_Problem to solve_:
Where the records below have a line with "content", that line is to be copied.

Stored dataset items:
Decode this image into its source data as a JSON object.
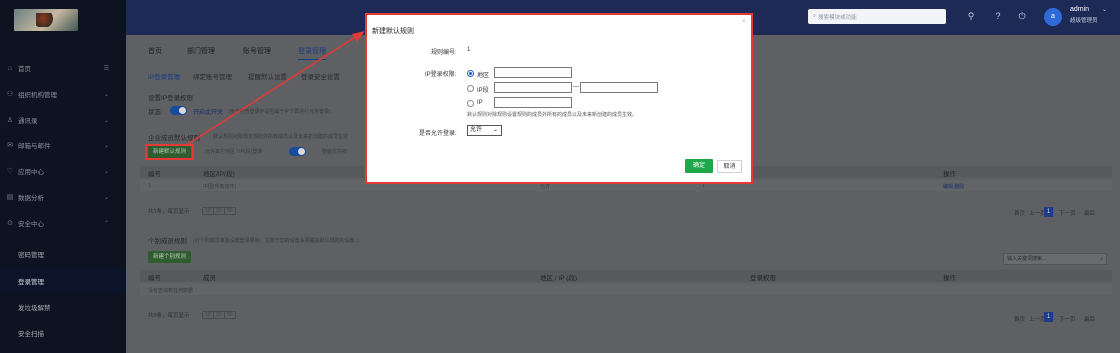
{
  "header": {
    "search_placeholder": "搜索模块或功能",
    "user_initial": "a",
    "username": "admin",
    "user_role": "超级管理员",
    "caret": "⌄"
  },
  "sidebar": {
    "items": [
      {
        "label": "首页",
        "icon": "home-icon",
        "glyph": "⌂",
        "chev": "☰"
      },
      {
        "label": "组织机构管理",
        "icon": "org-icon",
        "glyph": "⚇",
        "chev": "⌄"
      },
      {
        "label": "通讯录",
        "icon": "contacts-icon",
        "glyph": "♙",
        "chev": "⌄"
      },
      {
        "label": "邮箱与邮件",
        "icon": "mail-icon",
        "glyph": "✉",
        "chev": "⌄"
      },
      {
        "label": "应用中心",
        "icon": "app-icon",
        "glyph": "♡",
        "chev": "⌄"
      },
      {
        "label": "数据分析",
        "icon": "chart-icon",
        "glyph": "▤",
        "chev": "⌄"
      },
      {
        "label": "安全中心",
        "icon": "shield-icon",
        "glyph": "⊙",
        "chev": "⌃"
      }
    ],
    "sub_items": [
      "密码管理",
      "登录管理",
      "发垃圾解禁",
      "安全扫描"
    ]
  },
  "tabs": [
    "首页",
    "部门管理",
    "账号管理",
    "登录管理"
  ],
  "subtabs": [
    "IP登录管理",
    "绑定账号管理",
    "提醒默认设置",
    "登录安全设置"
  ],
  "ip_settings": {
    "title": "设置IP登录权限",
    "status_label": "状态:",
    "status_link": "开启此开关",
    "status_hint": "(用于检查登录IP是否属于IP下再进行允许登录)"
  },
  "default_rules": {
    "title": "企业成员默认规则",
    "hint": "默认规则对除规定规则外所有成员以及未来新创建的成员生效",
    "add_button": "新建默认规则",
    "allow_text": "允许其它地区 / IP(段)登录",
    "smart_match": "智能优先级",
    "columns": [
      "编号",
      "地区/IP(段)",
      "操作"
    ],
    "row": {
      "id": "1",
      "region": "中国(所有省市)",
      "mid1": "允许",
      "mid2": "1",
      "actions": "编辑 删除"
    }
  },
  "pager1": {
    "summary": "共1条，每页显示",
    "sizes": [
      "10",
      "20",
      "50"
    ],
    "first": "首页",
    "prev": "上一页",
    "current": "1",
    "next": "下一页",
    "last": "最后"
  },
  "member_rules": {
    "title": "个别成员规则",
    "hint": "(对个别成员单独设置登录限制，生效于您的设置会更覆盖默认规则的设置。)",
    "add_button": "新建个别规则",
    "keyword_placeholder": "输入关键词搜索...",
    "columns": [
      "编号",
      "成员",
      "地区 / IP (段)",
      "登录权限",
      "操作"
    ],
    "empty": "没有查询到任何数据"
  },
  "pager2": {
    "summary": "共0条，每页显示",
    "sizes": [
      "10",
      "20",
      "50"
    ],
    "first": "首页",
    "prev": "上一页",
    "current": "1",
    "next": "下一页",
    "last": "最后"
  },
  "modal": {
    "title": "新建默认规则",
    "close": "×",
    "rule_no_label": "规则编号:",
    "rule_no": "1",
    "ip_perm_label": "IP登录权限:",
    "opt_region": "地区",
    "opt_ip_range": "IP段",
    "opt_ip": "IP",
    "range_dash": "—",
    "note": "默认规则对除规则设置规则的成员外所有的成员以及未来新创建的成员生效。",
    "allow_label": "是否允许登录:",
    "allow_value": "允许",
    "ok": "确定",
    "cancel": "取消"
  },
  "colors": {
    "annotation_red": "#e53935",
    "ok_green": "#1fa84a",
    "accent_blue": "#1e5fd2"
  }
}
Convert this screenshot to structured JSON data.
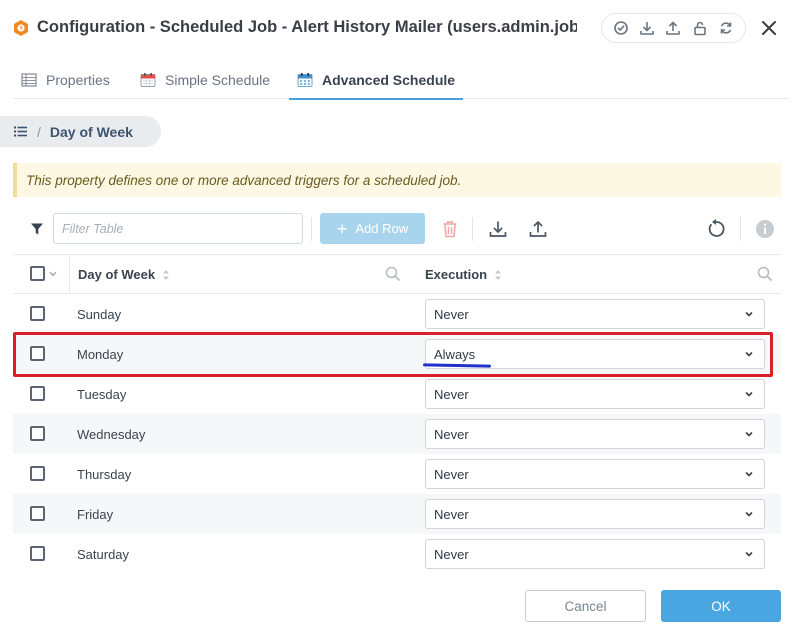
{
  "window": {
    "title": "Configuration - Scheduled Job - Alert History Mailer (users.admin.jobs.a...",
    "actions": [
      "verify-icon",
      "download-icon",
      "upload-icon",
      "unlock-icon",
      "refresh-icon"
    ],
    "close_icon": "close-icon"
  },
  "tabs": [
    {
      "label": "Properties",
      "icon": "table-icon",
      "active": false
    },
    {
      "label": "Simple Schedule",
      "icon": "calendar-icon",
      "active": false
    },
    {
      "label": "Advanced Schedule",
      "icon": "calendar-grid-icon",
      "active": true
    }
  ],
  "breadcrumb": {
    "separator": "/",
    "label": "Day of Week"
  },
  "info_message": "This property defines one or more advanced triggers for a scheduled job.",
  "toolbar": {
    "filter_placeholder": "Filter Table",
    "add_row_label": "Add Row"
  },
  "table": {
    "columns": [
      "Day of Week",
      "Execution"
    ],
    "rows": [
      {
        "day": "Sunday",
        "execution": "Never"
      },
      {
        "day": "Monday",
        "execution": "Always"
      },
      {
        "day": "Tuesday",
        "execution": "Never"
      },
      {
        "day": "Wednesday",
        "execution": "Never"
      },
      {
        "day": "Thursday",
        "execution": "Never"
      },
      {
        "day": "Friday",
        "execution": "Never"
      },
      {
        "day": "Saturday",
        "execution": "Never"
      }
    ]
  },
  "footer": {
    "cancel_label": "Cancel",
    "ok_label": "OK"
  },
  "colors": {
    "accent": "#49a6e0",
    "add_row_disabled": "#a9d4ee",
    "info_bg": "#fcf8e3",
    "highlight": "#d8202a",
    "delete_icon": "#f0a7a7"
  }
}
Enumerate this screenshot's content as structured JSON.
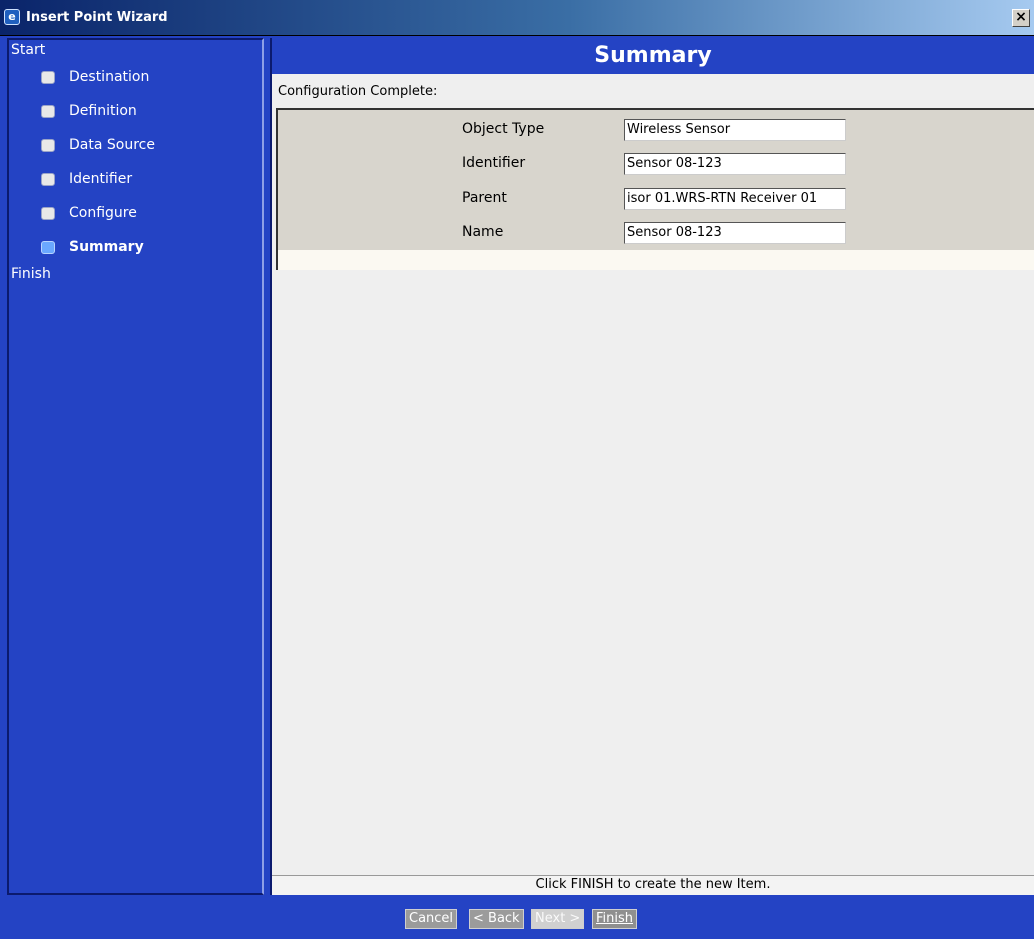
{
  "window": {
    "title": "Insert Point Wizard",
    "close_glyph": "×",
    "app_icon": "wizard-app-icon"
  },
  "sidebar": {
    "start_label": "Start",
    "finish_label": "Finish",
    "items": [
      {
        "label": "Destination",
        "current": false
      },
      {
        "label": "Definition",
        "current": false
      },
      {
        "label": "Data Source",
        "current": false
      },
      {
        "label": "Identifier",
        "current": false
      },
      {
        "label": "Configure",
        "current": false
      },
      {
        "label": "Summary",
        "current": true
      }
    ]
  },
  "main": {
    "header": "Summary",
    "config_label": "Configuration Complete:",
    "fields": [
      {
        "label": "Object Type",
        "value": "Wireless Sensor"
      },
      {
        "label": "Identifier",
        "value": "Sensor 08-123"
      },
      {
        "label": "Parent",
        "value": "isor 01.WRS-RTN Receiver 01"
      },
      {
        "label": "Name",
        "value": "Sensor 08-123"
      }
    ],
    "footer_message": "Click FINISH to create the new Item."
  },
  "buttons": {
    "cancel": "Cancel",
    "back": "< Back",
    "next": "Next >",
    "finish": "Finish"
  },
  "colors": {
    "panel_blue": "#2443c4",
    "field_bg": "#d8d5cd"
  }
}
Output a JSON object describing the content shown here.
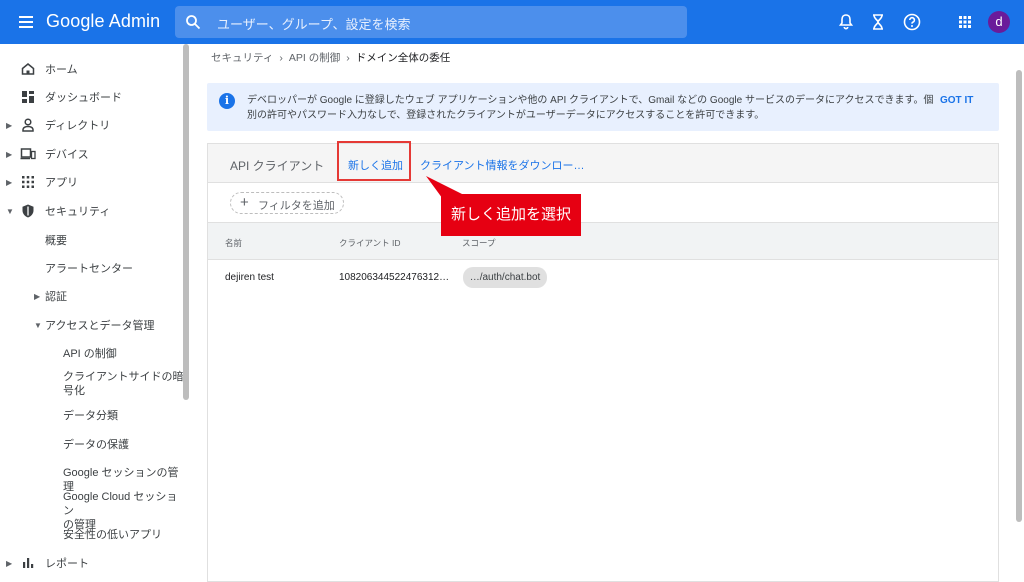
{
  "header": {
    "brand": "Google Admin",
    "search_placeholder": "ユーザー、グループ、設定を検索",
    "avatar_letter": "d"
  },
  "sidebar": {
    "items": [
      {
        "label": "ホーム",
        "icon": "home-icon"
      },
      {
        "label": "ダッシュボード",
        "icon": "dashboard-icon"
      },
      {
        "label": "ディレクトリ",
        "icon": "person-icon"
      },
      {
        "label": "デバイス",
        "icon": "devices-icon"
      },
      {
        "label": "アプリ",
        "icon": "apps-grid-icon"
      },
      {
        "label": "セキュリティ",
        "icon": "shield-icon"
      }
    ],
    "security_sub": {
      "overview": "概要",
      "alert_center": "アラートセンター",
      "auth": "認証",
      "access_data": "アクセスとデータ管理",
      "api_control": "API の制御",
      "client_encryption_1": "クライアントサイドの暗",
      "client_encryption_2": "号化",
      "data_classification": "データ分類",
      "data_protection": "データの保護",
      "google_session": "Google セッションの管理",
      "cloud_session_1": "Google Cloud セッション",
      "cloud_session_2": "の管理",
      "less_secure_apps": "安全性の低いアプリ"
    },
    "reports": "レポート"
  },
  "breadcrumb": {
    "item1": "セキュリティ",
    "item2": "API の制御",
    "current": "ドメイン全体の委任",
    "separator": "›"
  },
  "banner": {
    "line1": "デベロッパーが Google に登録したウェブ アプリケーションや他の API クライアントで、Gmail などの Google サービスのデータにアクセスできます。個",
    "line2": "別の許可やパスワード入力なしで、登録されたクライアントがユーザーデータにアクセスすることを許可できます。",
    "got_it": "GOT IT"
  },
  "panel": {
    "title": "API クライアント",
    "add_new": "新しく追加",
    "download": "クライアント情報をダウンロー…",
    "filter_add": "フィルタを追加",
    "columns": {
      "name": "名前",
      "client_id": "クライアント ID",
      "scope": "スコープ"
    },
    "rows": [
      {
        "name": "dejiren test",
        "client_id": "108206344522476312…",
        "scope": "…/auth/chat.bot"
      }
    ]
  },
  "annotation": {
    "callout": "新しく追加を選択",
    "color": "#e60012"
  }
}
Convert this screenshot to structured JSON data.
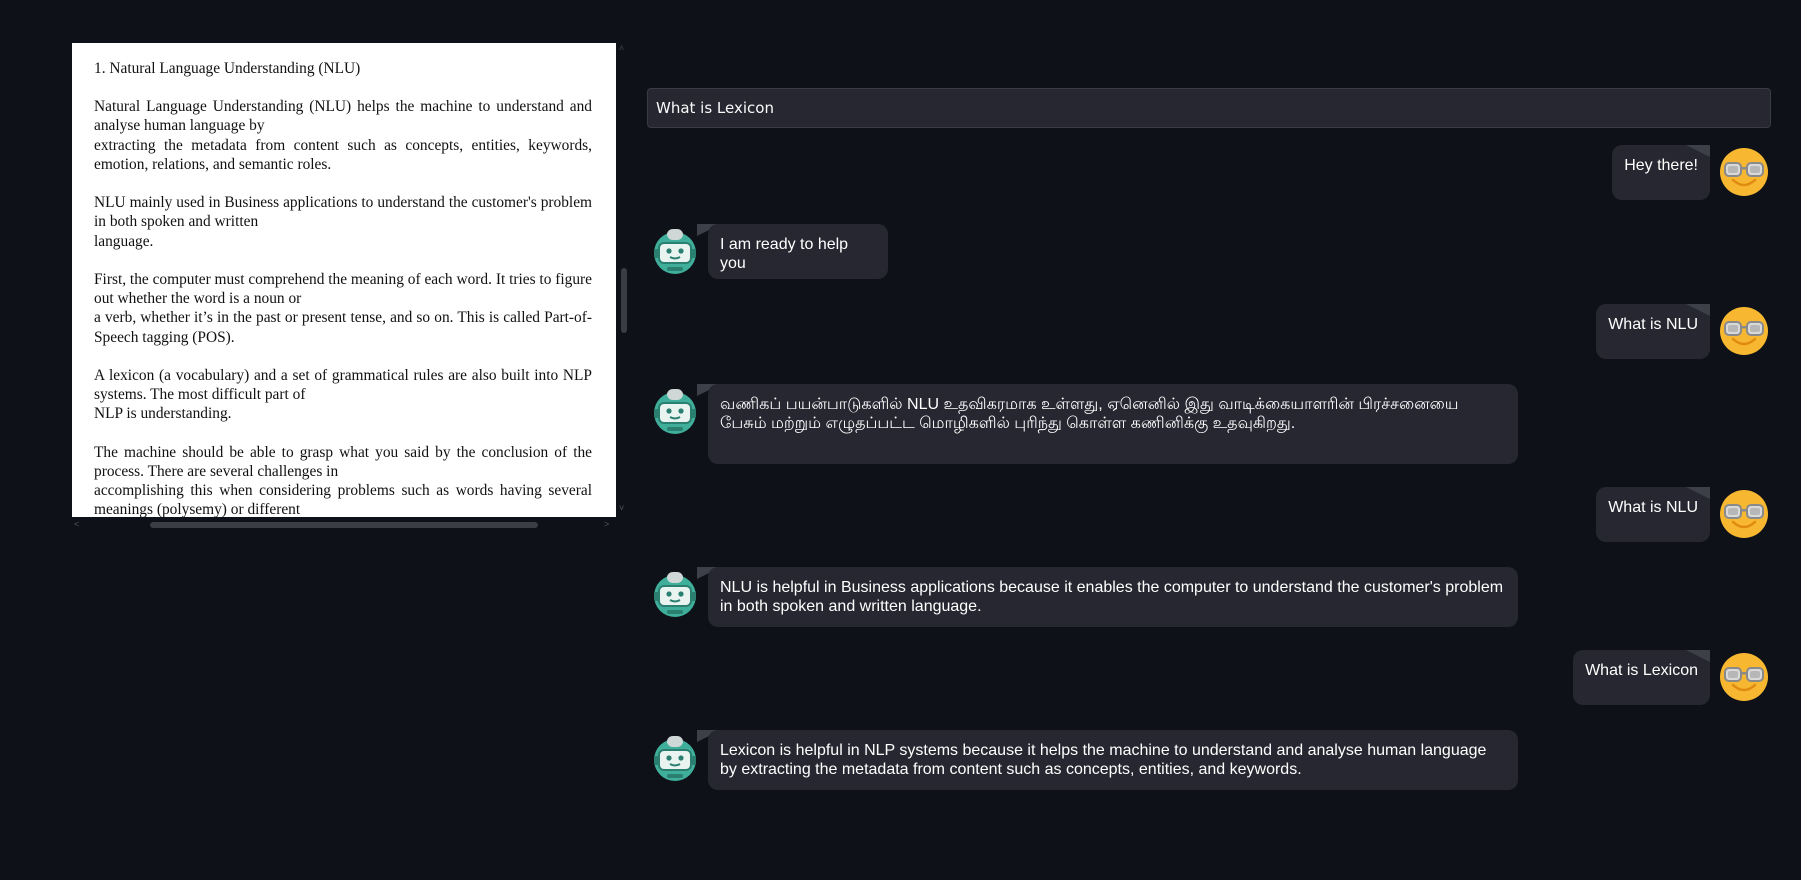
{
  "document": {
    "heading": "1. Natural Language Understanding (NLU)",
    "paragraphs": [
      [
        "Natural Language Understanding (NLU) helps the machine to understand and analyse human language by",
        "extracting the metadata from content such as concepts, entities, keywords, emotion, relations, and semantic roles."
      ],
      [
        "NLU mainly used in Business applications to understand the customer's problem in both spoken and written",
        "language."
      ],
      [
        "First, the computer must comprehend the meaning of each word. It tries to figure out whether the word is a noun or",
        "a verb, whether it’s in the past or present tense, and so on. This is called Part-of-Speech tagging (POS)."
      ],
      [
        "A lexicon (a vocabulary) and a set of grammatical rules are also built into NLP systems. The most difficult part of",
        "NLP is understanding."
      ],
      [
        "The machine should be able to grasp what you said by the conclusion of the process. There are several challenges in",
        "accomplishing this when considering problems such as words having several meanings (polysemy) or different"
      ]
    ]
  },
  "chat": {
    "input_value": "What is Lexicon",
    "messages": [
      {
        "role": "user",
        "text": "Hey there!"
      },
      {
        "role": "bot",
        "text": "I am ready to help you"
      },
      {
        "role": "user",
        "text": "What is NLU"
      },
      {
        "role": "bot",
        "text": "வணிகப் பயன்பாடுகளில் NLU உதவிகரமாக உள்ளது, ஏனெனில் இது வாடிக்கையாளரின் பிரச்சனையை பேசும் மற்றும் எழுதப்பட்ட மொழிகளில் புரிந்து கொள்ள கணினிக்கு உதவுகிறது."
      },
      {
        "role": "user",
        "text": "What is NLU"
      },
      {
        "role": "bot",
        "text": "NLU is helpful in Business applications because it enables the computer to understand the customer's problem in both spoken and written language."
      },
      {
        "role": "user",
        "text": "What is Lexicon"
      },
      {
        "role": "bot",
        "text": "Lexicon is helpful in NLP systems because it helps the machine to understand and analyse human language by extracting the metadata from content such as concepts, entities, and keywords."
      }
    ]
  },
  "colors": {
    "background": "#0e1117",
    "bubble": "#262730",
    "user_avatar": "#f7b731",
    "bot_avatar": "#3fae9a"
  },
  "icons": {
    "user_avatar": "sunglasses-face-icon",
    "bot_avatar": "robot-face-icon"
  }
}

_Solution to the problem_:
Enumerate this screenshot's content as structured JSON.
Output a JSON object describing the content shown here.
        "extracting the metadata from content such as concepts, entities, keywords, emotion, relations, and semantic roles."
        "text": "Lexicon is helpful in NLP systems because it helps the machine to understand and analyse human language by extracting the metadata from content such as concepts, entities, and keywords."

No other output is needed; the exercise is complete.